In Our Backyard: Keeyask and the Legacy of Hydroelectric Development
Editors Aimée Craft and Jill Blakley celebrate the launch of In Our Backyard: Keeyask and the Legacy of Hydroelectric Development (University of Manitoba Press). This event features a presentation from Robert Spence, elected councillor of the Tataskweyak Cree Nation.
Beginning with the Grand Rapids Dam in the 1960s, hydroelectric development has dramatically altered the social, political, and physical landscape of northern Manitoba. In Our Backyard tells the story of Manitoba Hydro’s Keeyask dam and accompanying development on the Nelson River, amplifying Indigenous voices that environmental assessment and regulatory processes have often failed to incorporate.
This film explores the Athabasca Oil Sands from a marginalized and often silenced perspective: Communities that live downstream. It is is a collaborative community effort featuring interviews with local Cree, Dene and Métis members from Fort Chipewyan. It gets to the heart of their concerns for their families, traditional ways and territories as the Oil Sands encroach closer and closer.
In this documentary directed by Jennifer Dysart, a Cree community in northern Manitoba returns to their original village site that they were forced to abandon due to the purposeful flooding of their lake.
When the water goes up behind the $8.7-billion Keeyask Dam in northern Manitoba, one family will lose more than any other. This short documentary, filmed by Brad Leitch, combines their story with the story of Ellen Cook who grew up in the shadow of another dam and imagines a future beyond concrete.

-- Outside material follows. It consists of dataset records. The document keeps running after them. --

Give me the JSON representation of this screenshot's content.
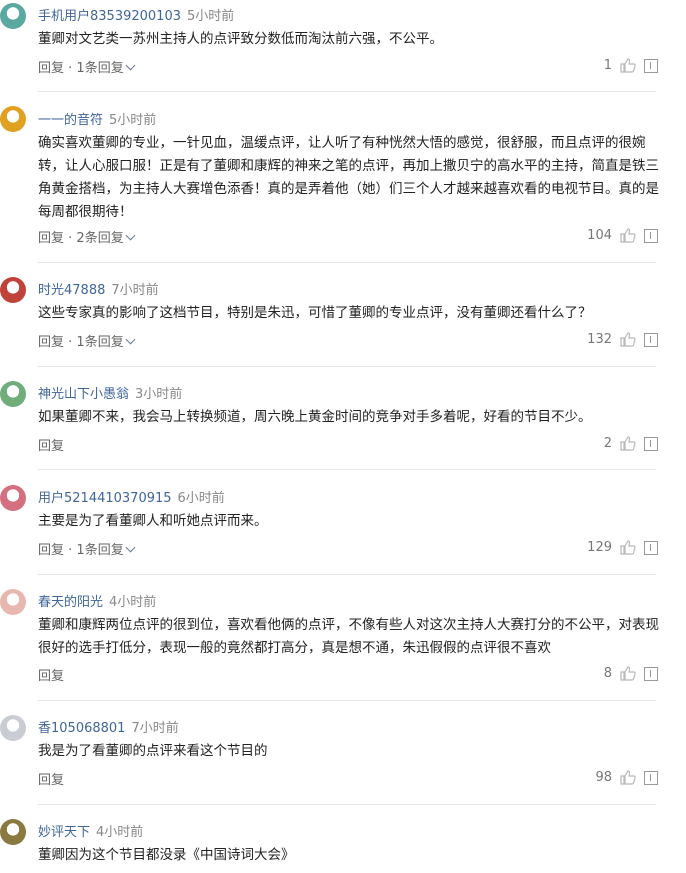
{
  "labels": {
    "reply": "回复",
    "sep": " · "
  },
  "comments": [
    {
      "user": "手机用户83539200103",
      "time": "5小时前",
      "avatar_color": "#5aa9a0",
      "text": "董卿对文艺类一苏州主持人的点评致分数低而淘汰前六强，不公平。",
      "replies": "1条回复",
      "likes": "1"
    },
    {
      "user": "一一的音符",
      "time": "5小时前",
      "avatar_color": "#e0a020",
      "text": "确实喜欢董卿的专业，一针见血，温缓点评，让人听了有种恍然大悟的感觉，很舒服，而且点评的很婉转，让人心服口服！正是有了董卿和康辉的神来之笔的点评，再加上撒贝宁的高水平的主持，简直是铁三角黄金搭档，为主持人大赛增色添香！真的是弄着他（她）们三个人才越来越喜欢看的电视节目。真的是每周都很期待！",
      "replies": "2条回复",
      "likes": "104"
    },
    {
      "user": "时光47888",
      "time": "7小时前",
      "avatar_color": "#c0433a",
      "text": "这些专家真的影响了这档节目，特别是朱迅，可惜了董卿的专业点评，没有董卿还看什么了？",
      "replies": "1条回复",
      "likes": "132"
    },
    {
      "user": "神光山下小愚翁",
      "time": "3小时前",
      "avatar_color": "#6fae7a",
      "text": "如果董卿不来，我会马上转换频道，周六晚上黄金时间的竞争对手多着呢，好看的节目不少。",
      "replies": "",
      "likes": "2"
    },
    {
      "user": "用户5214410370915",
      "time": "6小时前",
      "avatar_color": "#d56f7f",
      "text": "主要是为了看董卿人和听她点评而来。",
      "replies": "1条回复",
      "likes": "129"
    },
    {
      "user": "春天的阳光",
      "time": "4小时前",
      "avatar_color": "#e8b7b0",
      "text": "董卿和康辉两位点评的很到位，喜欢看他俩的点评，不像有些人对这次主持人大赛打分的不公平，对表现很好的选手打低分，表现一般的竟然都打高分，真是想不通，朱迅假假的点评很不喜欢",
      "replies": "",
      "likes": "8"
    },
    {
      "user": "香105068801",
      "time": "7小时前",
      "avatar_color": "#c9ccd2",
      "text": "我是为了看董卿的点评来看这个节目的",
      "replies": "",
      "likes": "98"
    },
    {
      "user": "妙评天下",
      "time": "4小时前",
      "avatar_color": "#8a7a40",
      "text": "董卿因为这个节目都没录《中国诗词大会》",
      "replies": "",
      "likes": ""
    }
  ]
}
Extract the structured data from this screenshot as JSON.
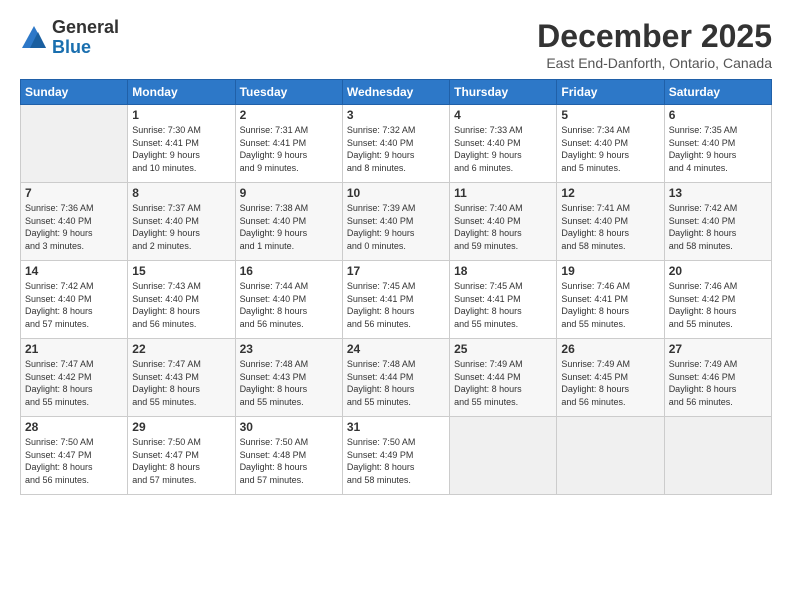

In Green Green Water, Dawn Mikkelson digs deep to discover the true costs of the source of her green energy. Mikkelson uncovers the displacement, environmental damage and social unrest caused by hydroelectric energy suppliers.